TASK:
Return every entry below exactly as written.

RECORDED INFORMATION:
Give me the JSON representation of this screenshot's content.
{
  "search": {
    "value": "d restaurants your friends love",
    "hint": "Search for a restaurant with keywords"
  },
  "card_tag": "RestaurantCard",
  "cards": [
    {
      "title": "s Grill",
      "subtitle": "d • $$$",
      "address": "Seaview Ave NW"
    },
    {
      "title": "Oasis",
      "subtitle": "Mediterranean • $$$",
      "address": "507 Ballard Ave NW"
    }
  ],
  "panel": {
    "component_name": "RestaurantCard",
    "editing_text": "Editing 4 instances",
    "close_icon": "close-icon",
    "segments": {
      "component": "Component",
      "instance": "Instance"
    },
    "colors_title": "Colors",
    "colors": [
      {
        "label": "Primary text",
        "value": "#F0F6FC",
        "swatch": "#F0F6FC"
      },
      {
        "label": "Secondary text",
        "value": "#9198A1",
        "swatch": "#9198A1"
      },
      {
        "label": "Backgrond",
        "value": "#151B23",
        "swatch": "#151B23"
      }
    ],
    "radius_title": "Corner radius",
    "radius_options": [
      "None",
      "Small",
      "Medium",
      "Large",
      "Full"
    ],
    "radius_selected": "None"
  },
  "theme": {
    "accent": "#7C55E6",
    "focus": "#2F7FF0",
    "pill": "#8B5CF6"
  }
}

OUTPUT:
Give me the JSON representation of this screenshot's content.
{
  "search": {
    "value": "d restaurants your friends love",
    "hint": "Search for a restaurant with keywords"
  },
  "card_tag": "RestaurantCard",
  "cards": [
    {
      "title": "s Grill",
      "subtitle": "d • $$$",
      "address": "Seaview Ave NW"
    },
    {
      "title": "Oasis",
      "subtitle": "Mediterranean • $$$",
      "address": "507 Ballard Ave NW"
    }
  ],
  "panel": {
    "component_name": "RestaurantCard",
    "editing_text": "Editing 4 instances",
    "close_icon": "close-icon",
    "segments": {
      "component": "Component",
      "instance": "Instance"
    },
    "colors_title": "Colors",
    "colors": [
      {
        "label": "Primary text",
        "value": "#F0F6FC",
        "swatch": "#F0F6FC"
      },
      {
        "label": "Secondary text",
        "value": "#9198A1",
        "swatch": "#9198A1"
      },
      {
        "label": "Backgrond",
        "value": "#151B23",
        "swatch": "#151B23"
      }
    ],
    "radius_title": "Corner radius",
    "radius_options": [
      "None",
      "Small",
      "Medium",
      "Large",
      "Full"
    ],
    "radius_selected": "None"
  },
  "theme": {
    "accent": "#7C55E6",
    "focus": "#2F7FF0",
    "pill": "#8B5CF6"
  }
}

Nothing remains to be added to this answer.